Problem details: Your task is to copy every line of the records below that contains "selected".

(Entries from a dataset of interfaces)
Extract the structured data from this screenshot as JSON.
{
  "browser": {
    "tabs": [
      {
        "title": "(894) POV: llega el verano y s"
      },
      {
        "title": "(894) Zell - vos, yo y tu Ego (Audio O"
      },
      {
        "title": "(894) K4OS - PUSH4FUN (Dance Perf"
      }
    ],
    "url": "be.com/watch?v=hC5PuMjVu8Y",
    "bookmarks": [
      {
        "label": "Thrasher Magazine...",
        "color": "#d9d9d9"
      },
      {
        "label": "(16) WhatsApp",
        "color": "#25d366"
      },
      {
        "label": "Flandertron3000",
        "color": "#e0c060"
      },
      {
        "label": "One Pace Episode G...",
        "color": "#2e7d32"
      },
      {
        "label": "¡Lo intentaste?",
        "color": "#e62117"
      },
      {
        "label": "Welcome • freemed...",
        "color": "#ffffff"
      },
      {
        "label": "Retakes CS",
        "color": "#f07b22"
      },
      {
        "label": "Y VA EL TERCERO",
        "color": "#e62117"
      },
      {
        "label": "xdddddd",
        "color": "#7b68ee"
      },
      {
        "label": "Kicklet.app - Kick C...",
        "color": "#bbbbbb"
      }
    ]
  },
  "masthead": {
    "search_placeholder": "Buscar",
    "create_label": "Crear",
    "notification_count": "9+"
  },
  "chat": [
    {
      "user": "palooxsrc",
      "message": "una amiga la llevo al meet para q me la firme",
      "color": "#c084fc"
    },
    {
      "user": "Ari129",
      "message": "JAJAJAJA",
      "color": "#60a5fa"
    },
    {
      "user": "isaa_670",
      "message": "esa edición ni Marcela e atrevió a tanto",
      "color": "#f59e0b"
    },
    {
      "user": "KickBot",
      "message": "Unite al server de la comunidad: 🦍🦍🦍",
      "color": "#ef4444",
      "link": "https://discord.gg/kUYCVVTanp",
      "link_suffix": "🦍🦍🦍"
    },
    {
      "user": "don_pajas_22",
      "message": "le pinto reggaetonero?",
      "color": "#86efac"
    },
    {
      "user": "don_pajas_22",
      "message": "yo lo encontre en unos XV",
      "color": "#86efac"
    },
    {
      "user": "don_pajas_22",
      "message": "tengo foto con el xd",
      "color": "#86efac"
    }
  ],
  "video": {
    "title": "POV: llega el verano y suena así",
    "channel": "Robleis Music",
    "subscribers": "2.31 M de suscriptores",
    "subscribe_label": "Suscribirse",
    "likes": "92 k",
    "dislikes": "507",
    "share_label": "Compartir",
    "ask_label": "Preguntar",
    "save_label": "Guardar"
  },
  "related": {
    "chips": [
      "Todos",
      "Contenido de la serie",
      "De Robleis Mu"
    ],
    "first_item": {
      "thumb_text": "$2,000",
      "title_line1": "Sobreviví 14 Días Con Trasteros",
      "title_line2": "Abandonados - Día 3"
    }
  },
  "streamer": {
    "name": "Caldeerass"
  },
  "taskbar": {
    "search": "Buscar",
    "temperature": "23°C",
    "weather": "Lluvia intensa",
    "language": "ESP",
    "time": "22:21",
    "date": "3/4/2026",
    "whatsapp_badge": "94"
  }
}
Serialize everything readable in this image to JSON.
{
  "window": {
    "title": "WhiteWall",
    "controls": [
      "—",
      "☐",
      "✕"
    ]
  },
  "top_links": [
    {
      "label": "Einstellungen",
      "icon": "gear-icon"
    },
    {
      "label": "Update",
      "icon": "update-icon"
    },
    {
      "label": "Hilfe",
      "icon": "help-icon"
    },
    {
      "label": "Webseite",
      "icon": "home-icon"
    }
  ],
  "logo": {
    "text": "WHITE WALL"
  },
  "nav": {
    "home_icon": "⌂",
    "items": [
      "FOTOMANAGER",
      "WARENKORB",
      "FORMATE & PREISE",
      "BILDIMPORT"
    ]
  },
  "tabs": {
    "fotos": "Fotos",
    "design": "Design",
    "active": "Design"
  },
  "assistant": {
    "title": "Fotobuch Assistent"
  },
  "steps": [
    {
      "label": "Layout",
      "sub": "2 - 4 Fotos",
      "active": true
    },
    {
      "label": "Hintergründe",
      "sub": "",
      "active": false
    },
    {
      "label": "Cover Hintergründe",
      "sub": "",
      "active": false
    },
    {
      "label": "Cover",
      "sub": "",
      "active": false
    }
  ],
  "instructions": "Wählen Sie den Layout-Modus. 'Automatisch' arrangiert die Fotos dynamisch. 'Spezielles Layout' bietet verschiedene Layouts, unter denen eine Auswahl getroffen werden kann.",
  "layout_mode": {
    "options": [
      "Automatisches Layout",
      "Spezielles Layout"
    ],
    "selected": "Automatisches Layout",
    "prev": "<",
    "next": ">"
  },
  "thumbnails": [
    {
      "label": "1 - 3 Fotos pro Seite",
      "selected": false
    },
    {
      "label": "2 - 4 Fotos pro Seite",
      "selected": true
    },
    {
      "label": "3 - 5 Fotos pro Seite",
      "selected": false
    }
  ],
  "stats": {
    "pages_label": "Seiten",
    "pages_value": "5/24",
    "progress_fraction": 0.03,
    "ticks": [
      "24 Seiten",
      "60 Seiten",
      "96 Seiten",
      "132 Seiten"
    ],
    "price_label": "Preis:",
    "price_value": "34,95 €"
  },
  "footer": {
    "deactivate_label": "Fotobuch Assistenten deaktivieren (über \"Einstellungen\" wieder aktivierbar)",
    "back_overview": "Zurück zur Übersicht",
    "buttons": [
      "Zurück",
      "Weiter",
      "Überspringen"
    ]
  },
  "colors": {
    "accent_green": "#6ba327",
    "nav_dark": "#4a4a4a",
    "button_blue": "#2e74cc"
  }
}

Task answer:
    "selected": "Automatisches Layout",
      "selected": false
      "selected": true
      "selected": false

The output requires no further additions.